Mr. F. T. Bullen (' A Sack of Shakings ') is of the opinion that it is the invisible presence of the sovereign that is saluted.

Mr. Robert W. Neeser, Secretary Naval History Society, New York, replying to a similar query that appeared in The Mariner's Mirror for October, 1913, gives the present U.S. Navy Regulation :

" All officers and men, whenever reaching the quarter-deck, either from a boat, from a gangway, from the shore, or from another part of the ship, shall salute the national ensign. In making this salute, which shall be entirely distinct from the salute to the officer of the deck, the per son making at shall stop at the top of the gangway or upon arriving upon the quarter-deck, face the colours, and render the salute, after which the officer of the deck shall be saluted. In leaving the quarter-deck, the same salutes shall be rendered in inverse order.
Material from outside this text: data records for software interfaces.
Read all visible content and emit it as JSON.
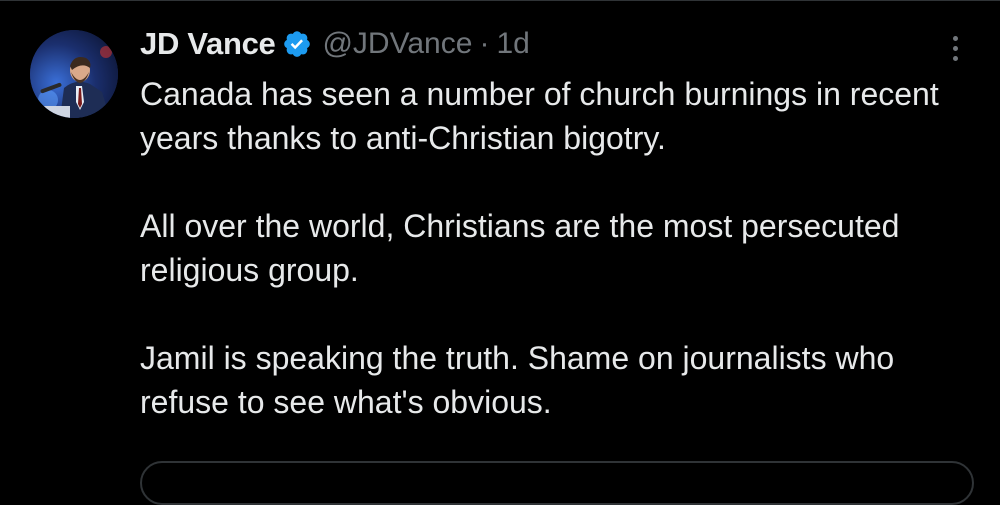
{
  "tweet": {
    "author": {
      "display_name": "JD Vance",
      "handle": "@JDVance",
      "verified": true,
      "verified_color": "#1d9bf0"
    },
    "separator": "·",
    "time": "1d",
    "paragraphs": [
      "Canada has seen a number of church burnings in recent years thanks to anti-Christian bigotry.",
      "All over the world, Christians are the most persecuted religious group.",
      "Jamil is speaking the truth. Shame on journalists who refuse to see what's obvious."
    ],
    "icons": {
      "avatar": "profile-photo",
      "verified": "verified-badge-icon",
      "more": "more-vertical-icon"
    }
  },
  "colors": {
    "background": "#000000",
    "text_primary": "#e7e9ea",
    "text_secondary": "#71767b",
    "border": "#2f3336"
  }
}
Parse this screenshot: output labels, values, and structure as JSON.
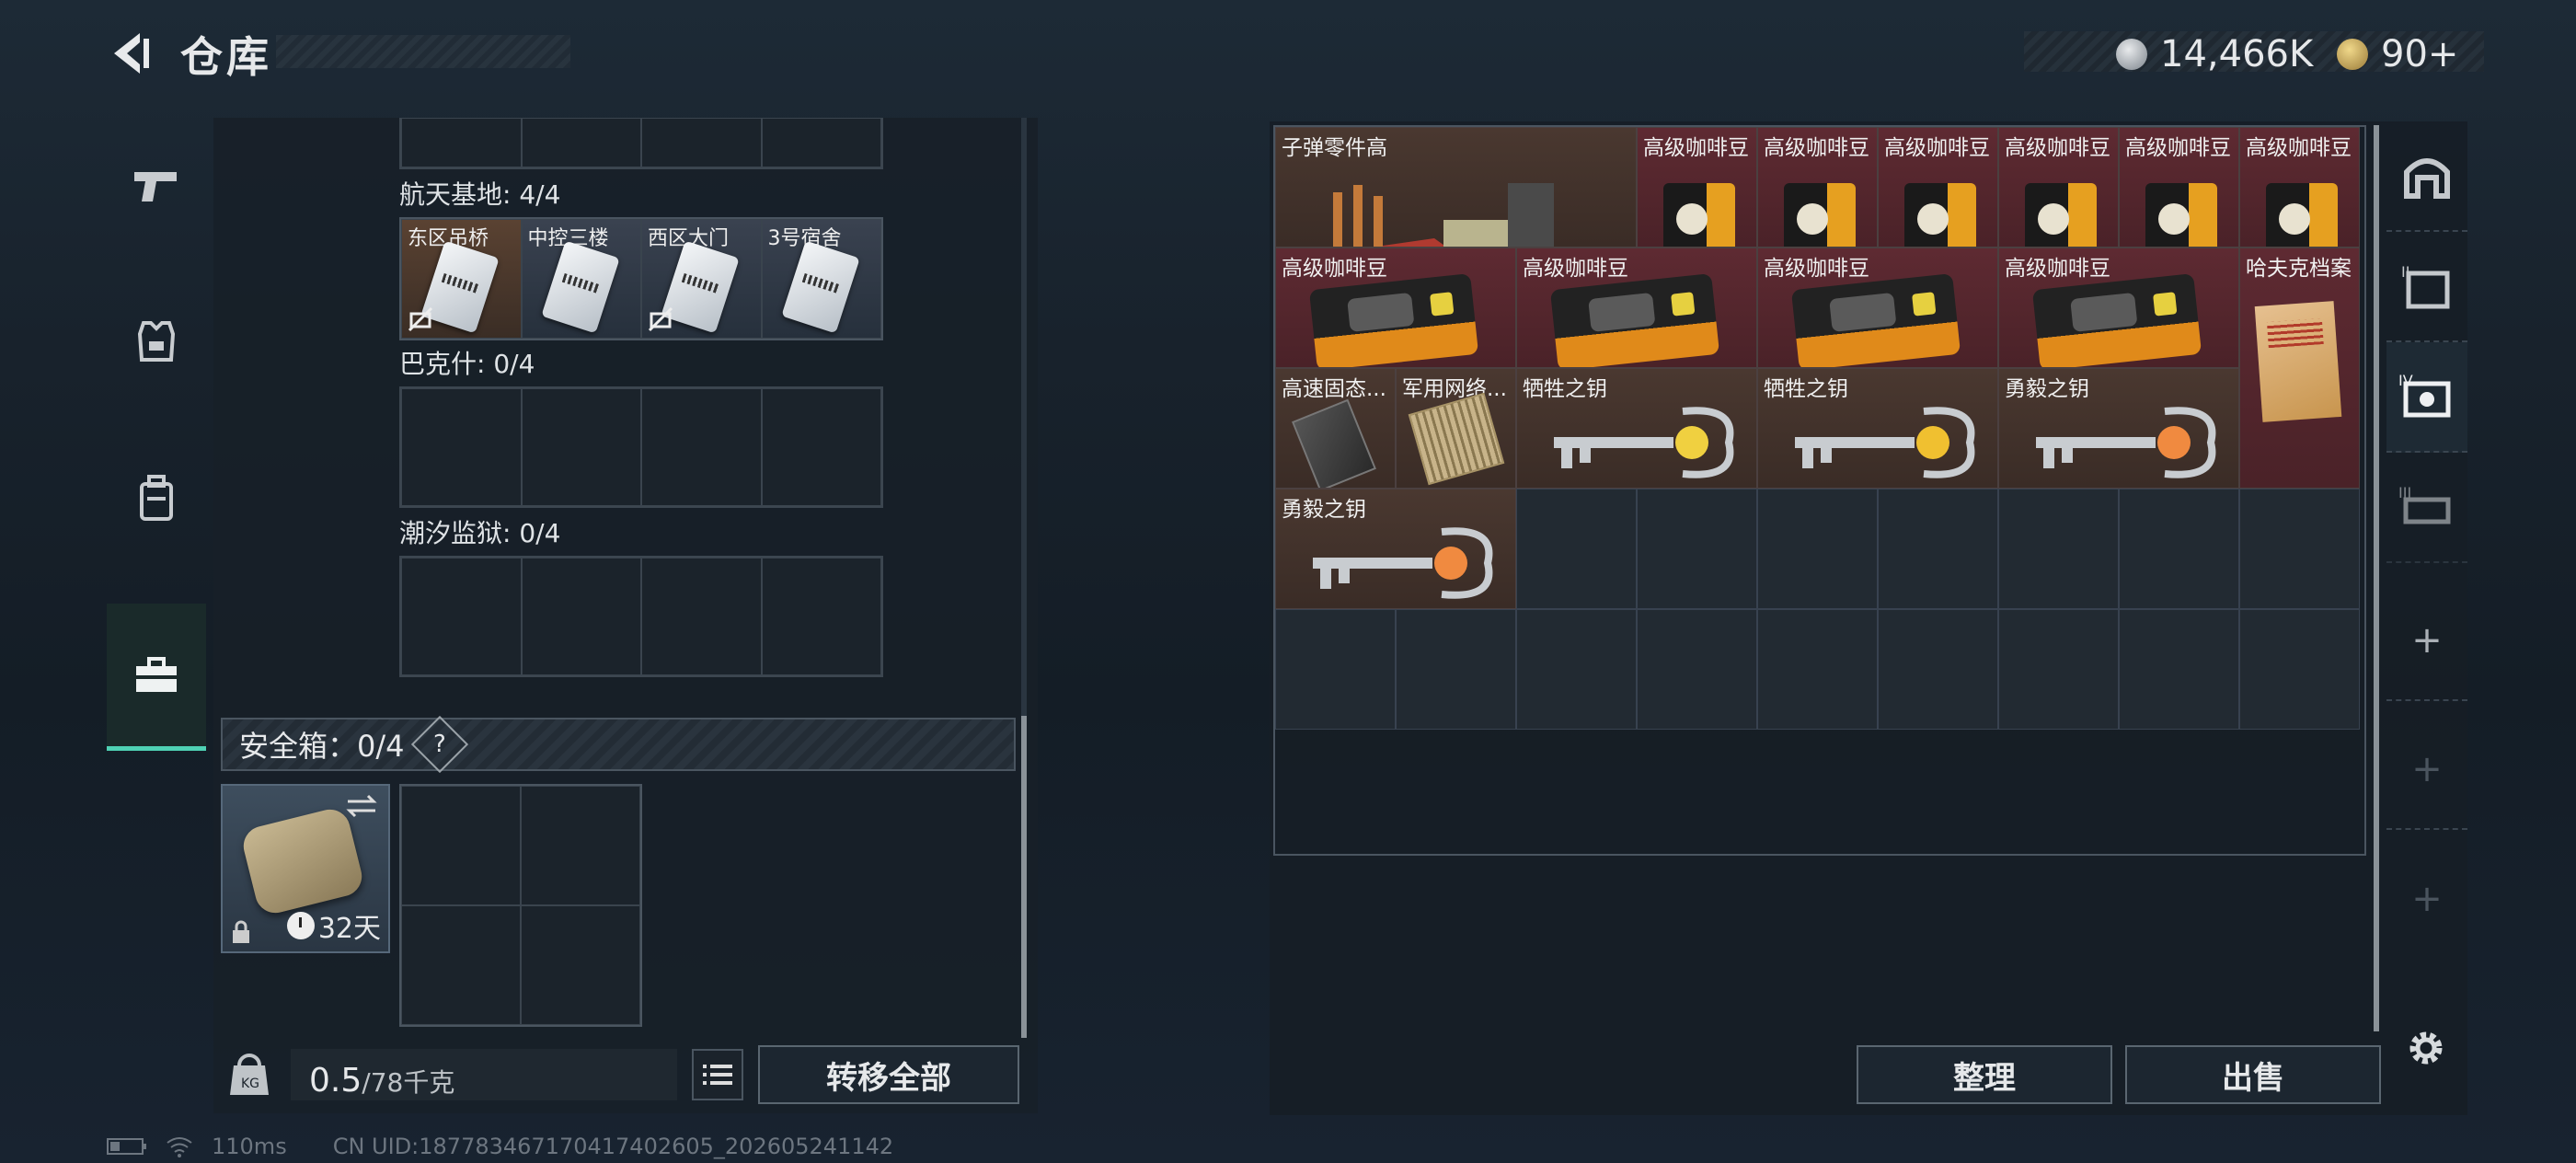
{
  "header": {
    "title": "仓库",
    "currency_1": "14,466K",
    "currency_2": "90+"
  },
  "left_nav": {
    "items": [
      "weapons",
      "armor",
      "backpack",
      "items"
    ],
    "active": "items"
  },
  "key_groups": [
    {
      "label": "航天基地: 4/4",
      "cells": [
        {
          "name": "东区吊桥",
          "no_entry": true,
          "warm": true
        },
        {
          "name": "中控三楼",
          "no_entry": false,
          "warm": false
        },
        {
          "name": "西区大门",
          "no_entry": true,
          "warm": false
        },
        {
          "name": "3号宿舍",
          "no_entry": false,
          "warm": false
        }
      ]
    },
    {
      "label": "巴克什: 0/4",
      "cells": []
    },
    {
      "label": "潮汐监狱: 0/4",
      "cells": []
    }
  ],
  "safe_box": {
    "label": "安全箱：0/4",
    "help": "?",
    "days": "32天"
  },
  "bottom": {
    "weight_current": "0.5",
    "weight_max": "/78千克",
    "move_all": "转移全部"
  },
  "status": {
    "ping": "110ms",
    "uid": "CN UID:18778346717041740​2605_202605241142"
  },
  "stash_items": [
    {
      "name": "子弹零件高",
      "type": "ammo",
      "style": "brown"
    },
    {
      "name": "高级咖啡豆",
      "type": "bag",
      "style": "red"
    },
    {
      "name": "高级咖啡豆",
      "type": "bag",
      "style": "red"
    },
    {
      "name": "高级咖啡豆",
      "type": "bag",
      "style": "red"
    },
    {
      "name": "高级咖啡豆",
      "type": "bag",
      "style": "red"
    },
    {
      "name": "高级咖啡豆",
      "type": "bag",
      "style": "red"
    },
    {
      "name": "高级咖啡豆",
      "type": "bag",
      "style": "red"
    },
    {
      "name": "高级咖啡豆",
      "type": "tin",
      "style": "red"
    },
    {
      "name": "高级咖啡豆",
      "type": "tin",
      "style": "red"
    },
    {
      "name": "高级咖啡豆",
      "type": "tin",
      "style": "red"
    },
    {
      "name": "高级咖啡豆",
      "type": "tin",
      "style": "red"
    },
    {
      "name": "哈夫克档案",
      "type": "folder",
      "style": "red"
    },
    {
      "name": "高速固态...",
      "type": "drive",
      "style": "brown"
    },
    {
      "name": "军用网络...",
      "type": "net",
      "style": "brown"
    },
    {
      "name": "牺牲之钥",
      "type": "key",
      "style": "brown"
    },
    {
      "name": "牺牲之钥",
      "type": "key",
      "style": "brown"
    },
    {
      "name": "勇毅之钥",
      "type": "key",
      "style": "brown"
    },
    {
      "name": "勇毅之钥",
      "type": "key",
      "style": "brown"
    }
  ],
  "actions": {
    "sort": "整理",
    "sell": "出售"
  },
  "right_nav": {
    "items": [
      "tab-1",
      "tab-2",
      "tab-3",
      "tab-4"
    ],
    "active": "tab-3"
  },
  "colors": {
    "accent": "#4fd1b4",
    "red_slot": "#5e2a32",
    "brown_slot": "#4a3830"
  }
}
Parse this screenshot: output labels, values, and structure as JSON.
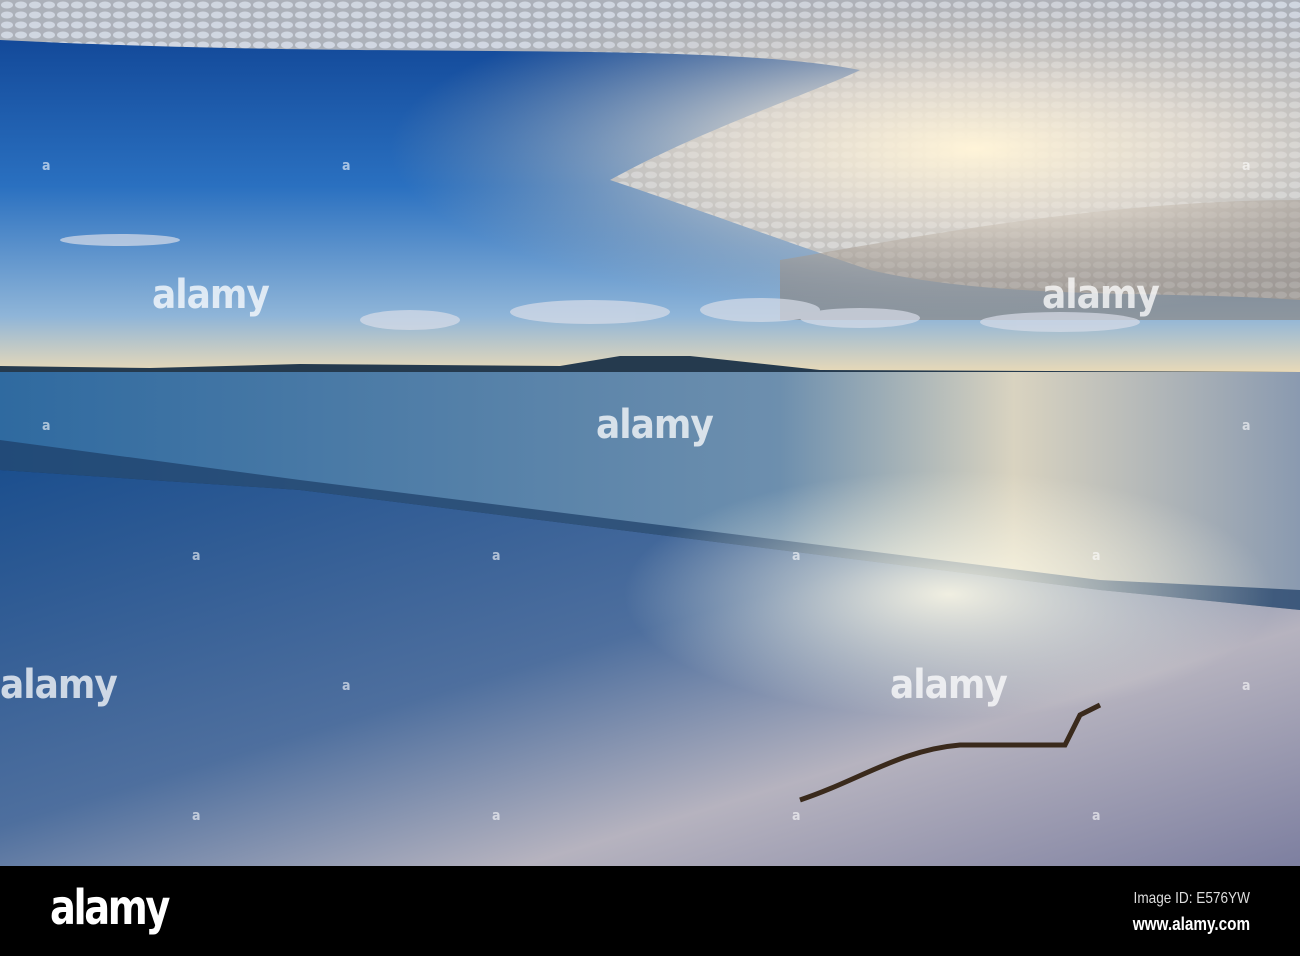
{
  "watermark": {
    "text": "alamy",
    "mark": "a"
  },
  "footer": {
    "logo": "alamy",
    "image_id": "Image ID: E576YW",
    "url": "www.alamy.com"
  },
  "colors": {
    "sky_blue": "#1f5fae",
    "sun_glow": "#f3d9a0",
    "sea": "#3c6d9c",
    "sand": "#8a8fb0"
  }
}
The officer of the deck shall return both salutes in each case, and shall require that they be properly made."


It seems probable that the practice is a survival of pre -Reformation times, but that now, as Mr. Bullen says, it is an honour paid to " the invisible presence " of His Majesty.

AITCHO.

" King's Parade, The quarter-deck of a man- of-war, which is saluted on stepping on it, in honour of the King." Ansted's ' Dictionary of Sea Terms,' 139.

S. A. GKUNDY- NEWMAN.

AUTHOR WANTED (11 S, x. 488; xi. 13). ' Hair-splitting as a Fine Art ' was pub- lished by Tinsley Brothers, Catherine Street, Strand, in 1882. G. W. E. R.

BORSTAL (11 S. x. 488 ; xi. 13, 35). I should think the reference in ' A Dictionary of the Kentish Dialect,' by W. D. Parish and W. F. Shaw, is more reliable than the other suggestion of MR. BLISS. The situa- tion of Borstal is on the heights overlooking the valley of the Medway, and is visible from the train approaching Rochester from Lon- don, and even more so on the Strood-Maid- stone branch. REGINALD JACOBS.

6, Templar's Avenue, Golder's Green, N.W.

EIGHTEENTH -CENTURY MURDER (11 S. vi. 249). This crime of 1765 is surely the crime made use of by Bulwer Lytton in his famous scientific ghost -story, ' The Haunted and the Haunters,' published in BlackwoocTs Maga- zine, and is generally considered to have had its scene in Bloomsbury, the villain of the piece presumably being a sort of reincarna- tion of Cagliostro, or some one similar. I think the site of the crime has been cleared for British Museum alterations.

C. V. M. OWEN.

"KULTUR" (11 S. x. 331, 377, 412, 452, 517). May I add to my former reply on this subject that in Eckermann's ' Con- versations of Goethe ' " culture " is used, I believe invariably, in the large and liberal sense it has in the passage I quoted ? I am speaking of Oxenford's version, not having the German by me, but I take it for granted that, as in the case I verified, so in all, Eckermann has Kultur. One or two in- stances of the use of the word are sufficiently interesting to be quoted :

" We Germans [it is Goethe who speaks] are of yesterday. We have, indeed, been properly cultivated for a century ; but a few centuries more must elapse before so much mind and ele- vated culture will become universal amongst our people that they will appreciate beauty like the Greeks, that they will be inspired by a beautiful song, and that it will be said of them, ' It is long since they were barbarians.' " 3 May, 1827.